Posted by Jonathan Maus (Publisher/Editor) on July 8th, 2009 at 1:08 pm
by Donald MacDonald.
Once it’s built, TriMet’s Milwaukie Light Rail bridge over the Willamette River will be the first in the country to carry only light rail and people on bikes and foot (no cars).
What will the actual bike and pedestrian facilities look like?
TriMet is currently working out design details with their new architect on the project, Donald MacDonald. At a recent bridge design meeting, MacDonald unveiled some interesting drawings of what the new bridge might look like. Also, TriMet’s bridge team offered details on the project to the City’s Bicycle Advisory Committee last month.
Jeff Jahn of PortlandArt.net was at a recent design meeting and has covered the design talks closely. He says MacDonald has been touting the bridge’s bike and ped facilities as possibly being some of the best in the world.
“…with bike and pedestrian lanes on both the north and south sides it has a shot at being the best (and only) bike, pedestrian and mass transit span in US. MacDonald, seemed positive that it could be the world’s top ped/cycling bridge.”
Jahn was kind enough to send over two more drawings of the bike/ped facilities by MacDonald. In the drawings (below), you’ll note that he has the path at 14 feet wide, evenly split between bike and ped traffic. For comparison, the Hawthorne — which some consider the busiest bike bridge in the country — is only 10.5 feet wide.

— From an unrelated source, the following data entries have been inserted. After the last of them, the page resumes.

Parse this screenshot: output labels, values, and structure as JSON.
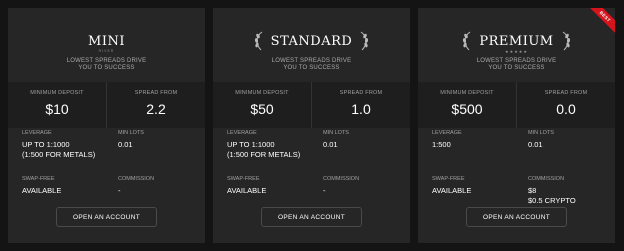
{
  "tagline": [
    "LOWEST SPREADS DRIVE",
    "YOU TO SUCCESS"
  ],
  "labels": {
    "minimum_deposit": "MINIMUM DEPOSIT",
    "spread_from": "SPREAD FROM",
    "leverage": "LEVERAGE",
    "min_lots": "MIN LOTS",
    "swap_free": "SWAP-FREE",
    "commission": "COMMISSION"
  },
  "button_label": "OPEN AN ACCOUNT",
  "colors": {
    "card": "#262626",
    "stats": "#1e1e1e",
    "ribbon": "#d5141c"
  },
  "accounts": [
    {
      "name": "MINI",
      "subtitle": "RIVER",
      "min_deposit": "$10",
      "spread_from": "2.2",
      "leverage": [
        "UP TO 1:1000",
        "(1:500 FOR METALS)"
      ],
      "min_lots": "0.01",
      "swap_free": "AVAILABLE",
      "commission": [
        "-"
      ]
    },
    {
      "name": "STANDARD",
      "min_deposit": "$50",
      "spread_from": "1.0",
      "leverage": [
        "UP TO 1:1000",
        "(1:500 FOR METALS)"
      ],
      "min_lots": "0.01",
      "swap_free": "AVAILABLE",
      "commission": [
        "-"
      ]
    },
    {
      "name": "PREMIUM",
      "stars": "★★★★★",
      "badge": "BEST",
      "min_deposit": "$500",
      "spread_from": "0.0",
      "leverage": [
        "1:500"
      ],
      "min_lots": "0.01",
      "swap_free": "AVAILABLE",
      "commission": [
        "$8",
        "$0.5 CRYPTO"
      ]
    }
  ]
}
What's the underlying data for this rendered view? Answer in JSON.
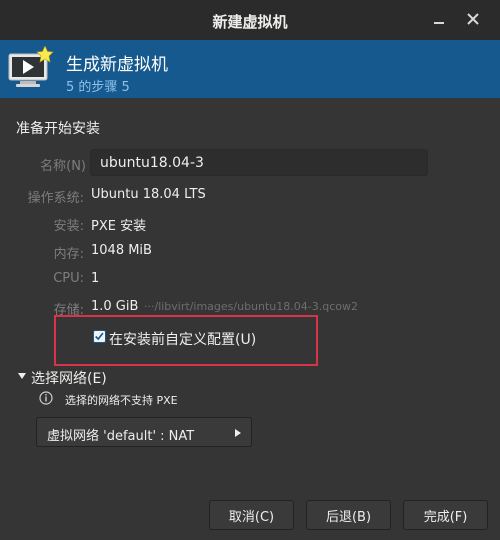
{
  "window": {
    "title": "新建虚拟机"
  },
  "header": {
    "title": "生成新虚拟机",
    "step": "5 的步骤 5"
  },
  "section": {
    "title": "准备开始安装"
  },
  "form": {
    "name": {
      "label": "名称(N)",
      "value": "ubuntu18.04-3"
    },
    "os": {
      "label": "操作系统:",
      "value": "Ubuntu 18.04 LTS"
    },
    "install": {
      "label": "安装:",
      "value": "PXE 安装"
    },
    "memory": {
      "label": "内存:",
      "value": "1048 MiB"
    },
    "cpu": {
      "label": "CPU:",
      "value": "1"
    },
    "storage": {
      "label": "存储:",
      "value": "1.0 GiB",
      "path": "···/libvirt/images/ubuntu18.04-3.qcow2"
    }
  },
  "customize": {
    "label": "在安装前自定义配置(U)",
    "checked": true
  },
  "network": {
    "expander_label": "选择网络(E)",
    "info_text": "选择的网络不支持 PXE",
    "selected": "虚拟网络 'default' : NAT"
  },
  "buttons": {
    "cancel": "取消(C)",
    "back": "后退(B)",
    "finish": "完成(F)"
  },
  "colors": {
    "header_bg": "#16598f",
    "highlight": "#d9334a",
    "window_bg": "#353535"
  },
  "icons": {
    "minimize": "minimize-icon",
    "close": "close-icon",
    "wizard": "vm-monitor-icon",
    "info": "info-icon"
  }
}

MacDonald’s drawings also show an understanding of the importance of separating bike and pedestrian traffic (something that is an ongoing problem for the Hawthorne Bridge). In one “scheme” he has the ped path raised up four inches. In the other, he uses a different surface treatment to visually separate the lanes. In each scheme, MacDonald has the bike/ped facility separated from the transit lane with a multi-foot buffer, cables, and two guard rails.
Here are the drawings:
If I had to choose, my preference would be for not having a raised platform for the walking area. I think it could cause people on bikes to crash and it would make it more difficult to use the full 14-feet when no people are present. It’s also important to keep in mind that a seven foot wide bikeway would allow two people to ride comfortably side-by-side.
To set design parameters for the bike/ped facility, TriMet staffers said they did a demand analysis led by Metro, with help from City of Portland Bike Cooordinator Roger Geller. They looked at three different demand scenarios and mode splits with a thought to match Portland’s aspirational plans for bike use (Climate Action Plan says 20% mode share for bikes by 2030) and reductions in transportation emissions (down 50% by 2030).
The Hawthorne Bridge currently has about 8,000 bike trips per day and that jibes with TriMet’s mid-range estimate of 8,300 trips a day for their new bridge.
The Bicycle Advisory Committee hoped for more than 14 feet, citing the congestion problems on the Hawthorne which is just a few feet narrower. But, after realizing that’s as wide as TriMet would go, the committee members decided to write a letter in support of 14 feet.
Bridge Design Forum
Friday, July 24, Noon-1 p.m.
AIA Portland (403 NW 11th Ave.)
Note: Please RSVP directly to AIA Portland if you plan to attend. RSVP online here.